### Problem to work on:
Needed from the data below: all lines that contain the word "this".

++++++++++++++++++++

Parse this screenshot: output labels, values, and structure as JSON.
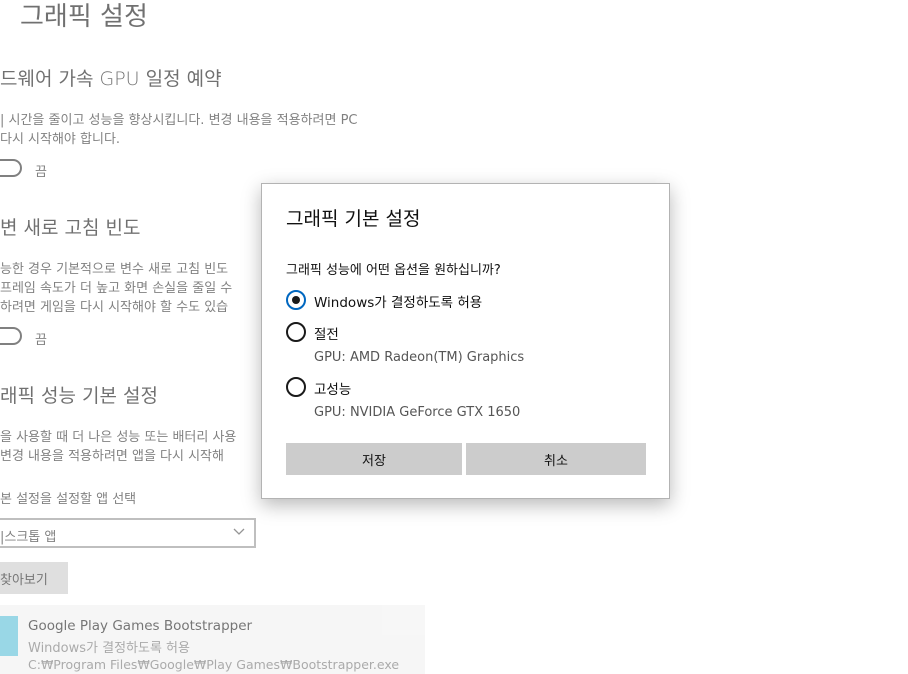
{
  "background": {
    "page_title": "그래픽 설정",
    "hw_section": {
      "title": "드웨어 가속 GPU 일정 예약",
      "desc_line1": "| 시간을 줄이고 성능을 향상시킵니다. 변경 내용을 적용하려면 PC",
      "desc_line2": "다시 시작해야 합니다.",
      "toggle_label": "끔"
    },
    "vrr_section": {
      "title": "변 새로 고침 빈도",
      "desc_line1": "능한 경우 기본적으로 변수 새로 고침 빈도",
      "desc_line2": "프레임 속도가 더 높고 화면 손실을 줄일 수",
      "desc_line3": "하려면 게임을 다시 시작해야 할 수도 있습",
      "toggle_label": "끔"
    },
    "perf_section": {
      "title": "래픽 성능 기본 설정",
      "desc_line1": "을 사용할 때 더 나은 성능 또는 배터리 사용",
      "desc_line2": "변경 내용을 적용하려면 앱을 다시 시작해"
    },
    "app_select_label": "본 설정을 설정할 앱 선택",
    "dropdown_value": "|스크톱 앱",
    "browse_label": "찾아보기",
    "app_card": {
      "name": "Google Play Games Bootstrapper",
      "preference": "Windows가 결정하도록 허용",
      "path": "C:₩Program Files₩Google₩Play Games₩Bootstrapper.exe"
    }
  },
  "dialog": {
    "title": "그래픽 기본 설정",
    "question": "그래픽 성능에 어떤 옵션을 원하십니까?",
    "options": [
      {
        "label": "Windows가 결정하도록 허용",
        "sub": "",
        "selected": true
      },
      {
        "label": "절전",
        "sub": "GPU: AMD Radeon(TM) Graphics",
        "selected": false
      },
      {
        "label": "고성능",
        "sub": "GPU: NVIDIA GeForce GTX 1650",
        "selected": false
      }
    ],
    "save_label": "저장",
    "cancel_label": "취소"
  },
  "colors": {
    "button_bg": "#cccccc",
    "app_icon": "#5bc0d8"
  }
}
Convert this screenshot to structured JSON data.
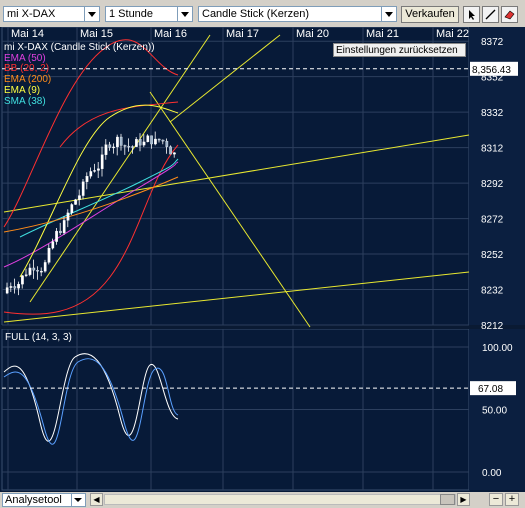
{
  "toolbar": {
    "instrument": "mi X-DAX",
    "interval": "1 Stunde",
    "chart_type": "Candle Stick (Kerzen)",
    "sell_label": "Verkaufen"
  },
  "chart": {
    "x_labels": [
      "Mai 14",
      "Mai 15",
      "Mai 16",
      "Mai 17",
      "Mai 20",
      "Mai 21",
      "Mai 22"
    ],
    "reset_label": "Einstellungen zurücksetzen",
    "legend_title": "mi X-DAX (Candle Stick (Kerzen))",
    "indicators": [
      {
        "label": "EMA (50)",
        "color": "#e040e0"
      },
      {
        "label": "BB (20, 2)",
        "color": "#ff3030"
      },
      {
        "label": "EMA (200)",
        "color": "#ff8c1a"
      },
      {
        "label": "EMA (9)",
        "color": "#ffff40"
      },
      {
        "label": "SMA (38)",
        "color": "#40e0e0"
      }
    ],
    "price_labels": [
      "8372",
      "8352",
      "8332",
      "8312",
      "8292",
      "8272",
      "8252",
      "8232",
      "8212"
    ],
    "last_price": "8,356.43",
    "osc_title": "FULL (14, 3, 3)",
    "osc_labels": [
      "100.00",
      "50.00",
      "0.00"
    ],
    "osc_last": "67.08"
  },
  "chart_data": {
    "type": "candlestick",
    "instrument": "mi X-DAX",
    "x_ticks": [
      "Mai 14",
      "Mai 15",
      "Mai 16",
      "Mai 17",
      "Mai 20",
      "Mai 21",
      "Mai 22"
    ],
    "ylim": [
      8212,
      8380
    ],
    "last": 8356.43,
    "osc_ylim": [
      0,
      100
    ],
    "osc_last": 67.08
  },
  "bottom": {
    "tool_label": "Analysetool"
  }
}
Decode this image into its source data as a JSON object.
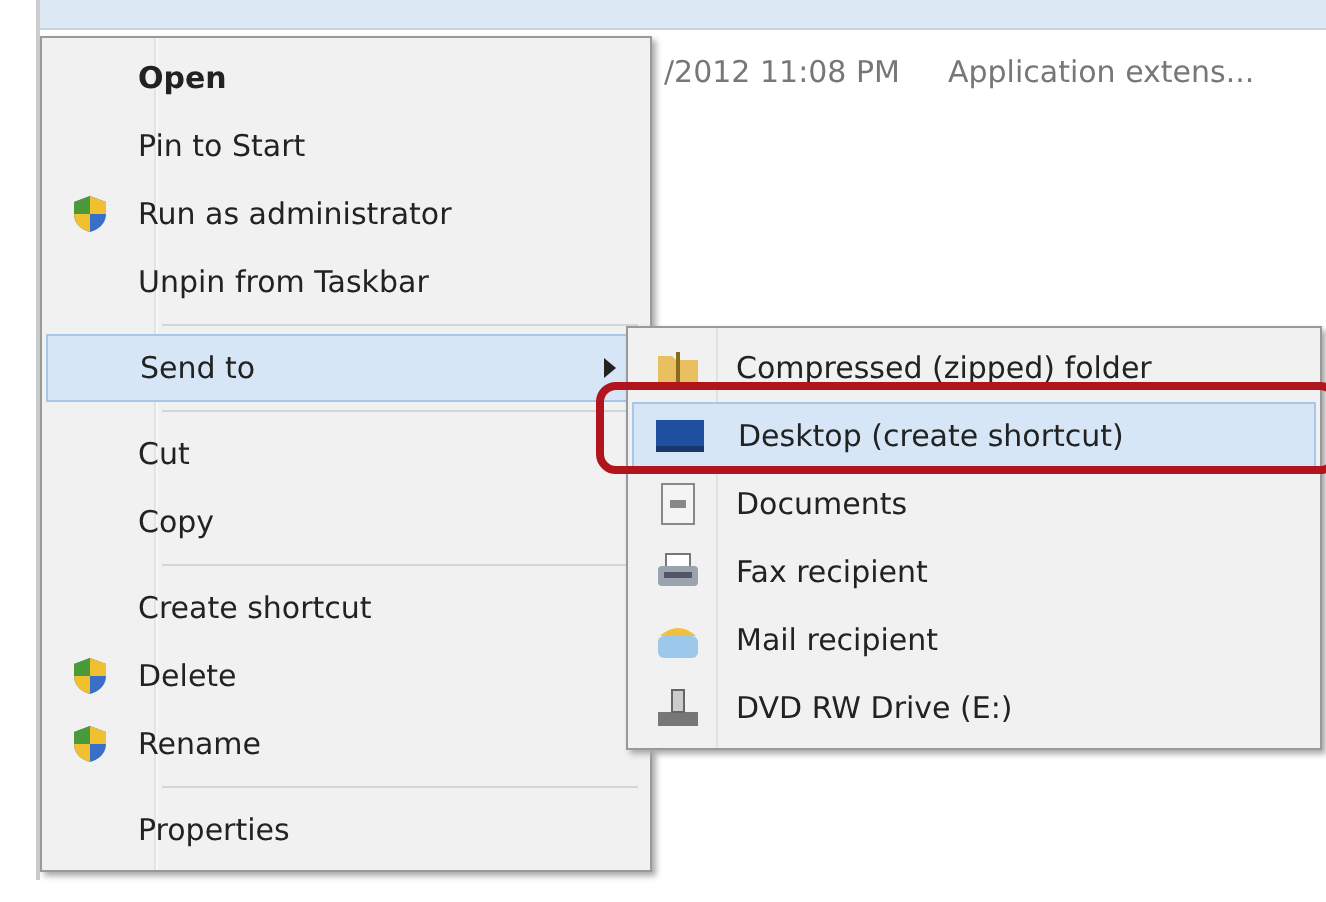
{
  "file_list": {
    "rows": [
      {
        "date": "/2012 11:08 PM",
        "type": "Application extens..."
      }
    ]
  },
  "context_menu": {
    "items": [
      {
        "kind": "item",
        "label": "Open",
        "bold": true,
        "shield": false,
        "selected": false,
        "submenu": false
      },
      {
        "kind": "item",
        "label": "Pin to Start",
        "bold": false,
        "shield": false,
        "selected": false,
        "submenu": false
      },
      {
        "kind": "item",
        "label": "Run as administrator",
        "bold": false,
        "shield": true,
        "selected": false,
        "submenu": false
      },
      {
        "kind": "item",
        "label": "Unpin from Taskbar",
        "bold": false,
        "shield": false,
        "selected": false,
        "submenu": false
      },
      {
        "kind": "separator"
      },
      {
        "kind": "item",
        "label": "Send to",
        "bold": false,
        "shield": false,
        "selected": true,
        "submenu": true
      },
      {
        "kind": "separator"
      },
      {
        "kind": "item",
        "label": "Cut",
        "bold": false,
        "shield": false,
        "selected": false,
        "submenu": false
      },
      {
        "kind": "item",
        "label": "Copy",
        "bold": false,
        "shield": false,
        "selected": false,
        "submenu": false
      },
      {
        "kind": "separator"
      },
      {
        "kind": "item",
        "label": "Create shortcut",
        "bold": false,
        "shield": false,
        "selected": false,
        "submenu": false
      },
      {
        "kind": "item",
        "label": "Delete",
        "bold": false,
        "shield": true,
        "selected": false,
        "submenu": false
      },
      {
        "kind": "item",
        "label": "Rename",
        "bold": false,
        "shield": true,
        "selected": false,
        "submenu": false
      },
      {
        "kind": "separator"
      },
      {
        "kind": "item",
        "label": "Properties",
        "bold": false,
        "shield": false,
        "selected": false,
        "submenu": false
      }
    ]
  },
  "send_to_menu": {
    "items": [
      {
        "kind": "zip",
        "label": "Compressed (zipped) folder",
        "selected": false,
        "highlighted_by_callout": false
      },
      {
        "kind": "desktop",
        "label": "Desktop (create shortcut)",
        "selected": true,
        "highlighted_by_callout": true
      },
      {
        "kind": "documents",
        "label": "Documents",
        "selected": false,
        "highlighted_by_callout": false
      },
      {
        "kind": "fax",
        "label": "Fax recipient",
        "selected": false,
        "highlighted_by_callout": false
      },
      {
        "kind": "mail",
        "label": "Mail recipient",
        "selected": false,
        "highlighted_by_callout": false
      },
      {
        "kind": "dvd",
        "label": "DVD RW Drive (E:)",
        "selected": false,
        "highlighted_by_callout": false
      }
    ]
  }
}
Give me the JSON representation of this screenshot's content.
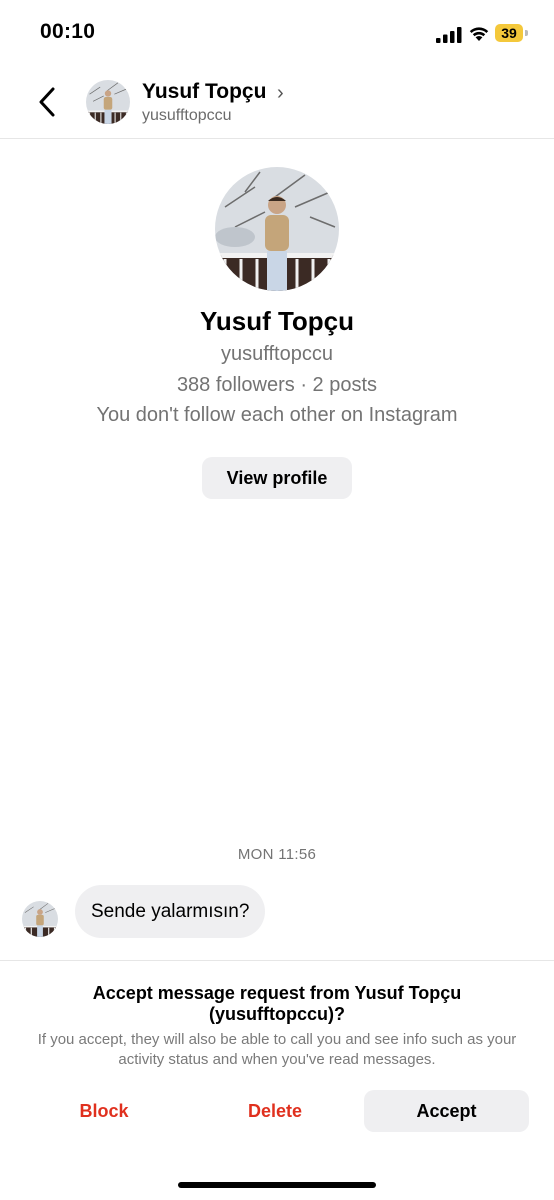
{
  "status_bar": {
    "time": "00:10",
    "battery": "39"
  },
  "header": {
    "name": "Yusuf Topçu",
    "username": "yusufftopccu",
    "chevron": "›"
  },
  "profile": {
    "name": "Yusuf Topçu",
    "username": "yusufftopccu",
    "stats": "388 followers · 2 posts",
    "relation": "You don't follow each other on Instagram",
    "view_profile_label": "View profile"
  },
  "chat": {
    "timestamp": "MON 11:56",
    "messages": [
      {
        "text": "Sende yalarmısın?"
      }
    ]
  },
  "request": {
    "title_line1": "Accept message request from Yusuf Topçu",
    "title_line2": "(yusufftopccu)?",
    "description": "If you accept, they will also be able to call you and see info such as your activity status and when you've read messages.",
    "block_label": "Block",
    "delete_label": "Delete",
    "accept_label": "Accept"
  },
  "icons": {
    "back": "chevron-left-icon",
    "signal": "cellular-signal-icon",
    "wifi": "wifi-icon",
    "battery": "battery-icon"
  },
  "colors": {
    "destructive": "#e0301e",
    "secondary_text": "#737373",
    "button_bg": "#efeff1",
    "battery": "#f4c83b"
  }
}
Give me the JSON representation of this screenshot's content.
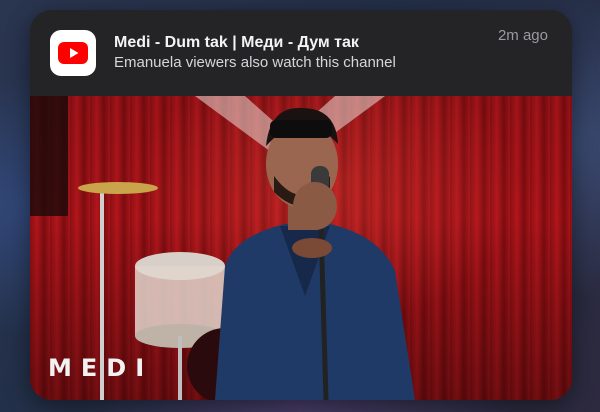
{
  "notification": {
    "app_icon": "youtube-icon",
    "title": "Medi - Dum tak | Меди - Дум так",
    "subtitle": "Emanuela viewers also watch this channel",
    "timestamp": "2m ago",
    "thumbnail": {
      "watermark": "MEDI",
      "description_icon": "singer-with-microphone"
    }
  },
  "colors": {
    "card_bg": "#232325",
    "youtube_red": "#ff0000",
    "curtain_red": "#a81419",
    "jacket_blue": "#1f3a66"
  }
}
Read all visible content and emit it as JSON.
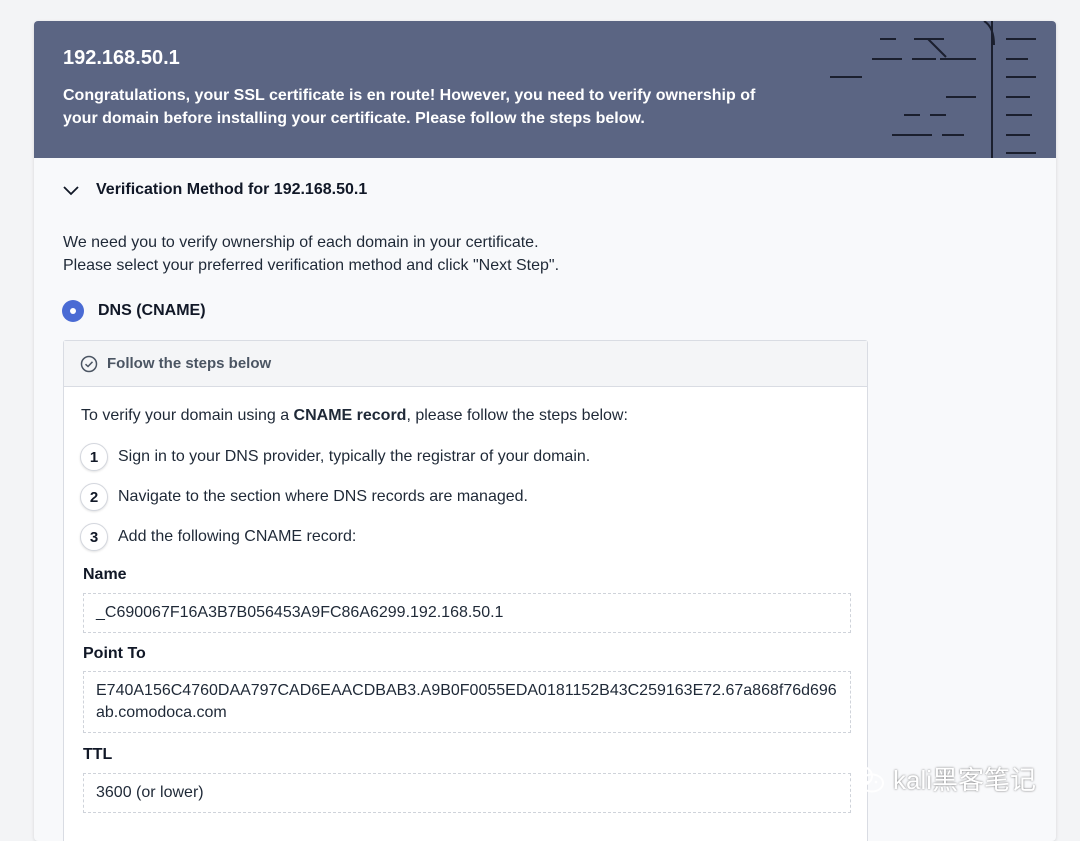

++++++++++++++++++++

### Exercise solution:
Parse this screenshot: output labels, values, and structure as JSON.
Convert this screenshot to structured JSON data.
Decode this image into its source data as a JSON object.
Give me the JSON representation of this screenshot's content.
Give me the JSON representation of this screenshot's content.
    "subtitle": "Emanuela viewers also watch this channel",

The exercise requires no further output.